Thanks Chicago Public Library!

I’ve been sharing with you my love of the library and my obsession with my new Kindle. They have now morphed together. This morning as I was going through my Twitter feed, I discovered the Chicago Public Library is now offering e-books for my Kindle. Yes I shrieked with delight in my apartment, causing my two cats to look at my like I was insane.

I read the Sun-Times article and was pleased to know that the Chicago Public Library has multiple digital copies of the best-selling books to borrow. All you have to do is log onto the site and enter your library card number and zip code. 3,546 books at my fingertips for free. And I don’t have to worry about late fees! Sign me up now.

I immediately logged onto the Chicago Public Library site to view what was available and I was not surprised to find myself looking at a wait list for many of the best sellers. As Jen commented on my post about the potential Amazon digital library, many people don’t want to wait on these lists. That’s fine for you all, but this girl is adding herself on the wait list now. The nice thing is is that the site shows you how many copies of the e-book are available and how many people are on the waiting list.

Since I have gotten my Kindle, I have been devouring books like crazy. I’m a firm believer that the more you read the better you write.  This discovery is going to feed into my desire to read and desire to write. Winter in Chicago is coming and I think I just figured out what I’m going to do holed up in my apartment when the snow comes.

My View on the Potential Amazon Digital Library

I saw a tweet come through on my feed this morning about Amazon wanting to launch a subscription-based library for the Kindle. As a new Kindle owner, I thought the idea would appeal to me. It doesn’t. In fact, it disturbs me.

I can’t imagine having to pay to access a library. As I shared with you in an earlier post, I grew up in the library. We have free public libraries across the country that are starting to adapt to digitally published books. Why pay for monthly access when you can still borrow a digital book from the good old fashioned library?

The obvious answer is convenience and availability.

Fine, if you want to pay for your subscription, do it. But reports are saying that Amazon wants to make it available to prime members. I am not paying $79 a year to rent books.

Why Amazon? You already let Kindle users share books for two weeks. Most of the classics are free. Sorry, this subscription thing is not for me.

My other concern, also addressed in the article, is how authors are going to be affected. As I have started to blog and have become more active on social media sites, I have had the opportunity to connect with a lot of authors. I understand publishers are leery about this idea, but how will this impact those who are self-published writers and have e-books through Amazon?
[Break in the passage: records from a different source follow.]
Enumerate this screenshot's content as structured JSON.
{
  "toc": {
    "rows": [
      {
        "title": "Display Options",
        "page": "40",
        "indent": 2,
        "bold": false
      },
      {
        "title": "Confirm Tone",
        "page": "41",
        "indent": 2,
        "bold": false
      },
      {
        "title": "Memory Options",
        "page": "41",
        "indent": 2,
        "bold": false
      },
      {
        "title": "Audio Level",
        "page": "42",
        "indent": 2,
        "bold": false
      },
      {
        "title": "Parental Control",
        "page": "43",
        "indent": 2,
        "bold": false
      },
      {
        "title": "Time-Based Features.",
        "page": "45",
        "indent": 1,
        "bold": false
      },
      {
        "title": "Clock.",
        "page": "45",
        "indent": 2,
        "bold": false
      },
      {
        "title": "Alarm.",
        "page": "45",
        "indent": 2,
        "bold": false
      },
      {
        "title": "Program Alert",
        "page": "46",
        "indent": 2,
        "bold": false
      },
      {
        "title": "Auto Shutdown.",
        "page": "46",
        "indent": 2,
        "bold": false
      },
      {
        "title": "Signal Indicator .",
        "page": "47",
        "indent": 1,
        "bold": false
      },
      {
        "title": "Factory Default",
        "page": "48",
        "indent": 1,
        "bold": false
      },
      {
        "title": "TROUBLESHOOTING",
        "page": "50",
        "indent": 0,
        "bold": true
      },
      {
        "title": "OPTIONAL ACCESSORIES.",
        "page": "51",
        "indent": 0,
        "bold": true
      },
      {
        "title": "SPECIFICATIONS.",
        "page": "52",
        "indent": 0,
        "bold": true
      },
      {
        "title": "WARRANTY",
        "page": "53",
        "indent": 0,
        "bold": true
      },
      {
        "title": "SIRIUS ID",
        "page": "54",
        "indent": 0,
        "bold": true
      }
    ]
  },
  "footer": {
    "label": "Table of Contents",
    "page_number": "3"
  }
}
Are they going to be included in this “premium” library? Would they even want to be?

It will be interesting to see if Amazon goes forward with this idea. What do you think?

Is a Library a Library Without Books?

I was a library junkie when I was a kid. I grew up spending my summers with the Chicago Public Library, first completing the summer reading program and then as a volunteer. I love the smell of books and browsing the shelves for a new find. I still do.

I saw the headline “Is a Bookless Library Still a Library?” on the Time website. Colleges are now creating bookless libraries with lots of seats and computers that have access to the library’s collection of electronic materials.

I suppose this was bound to happen with the advances in technology, but it poses a few great questions. What happens when a server goes down or a power outage happens? How do you access any materials? How do you archive your materials?

I’m old school and I know it. I like being able to make notes on paper and highlight things. Those techniques are what helps me write and outline the point I want to convey to others. Sure you can do all of that on the iPad and the Kindle. Some of you would probably call me a tree killer.

As I wrote in an earlier post, I still love to write drafts out on a legal pad or a journal to outline my thoughts. I couldn’t think of being in college and not having books to put notations with Post-It notes.

What do you guys think? Is a library a library without books? Or is it just a study room? Do you think that bookless libraries are going to be the new trend? Leave me a comment below or tweet me.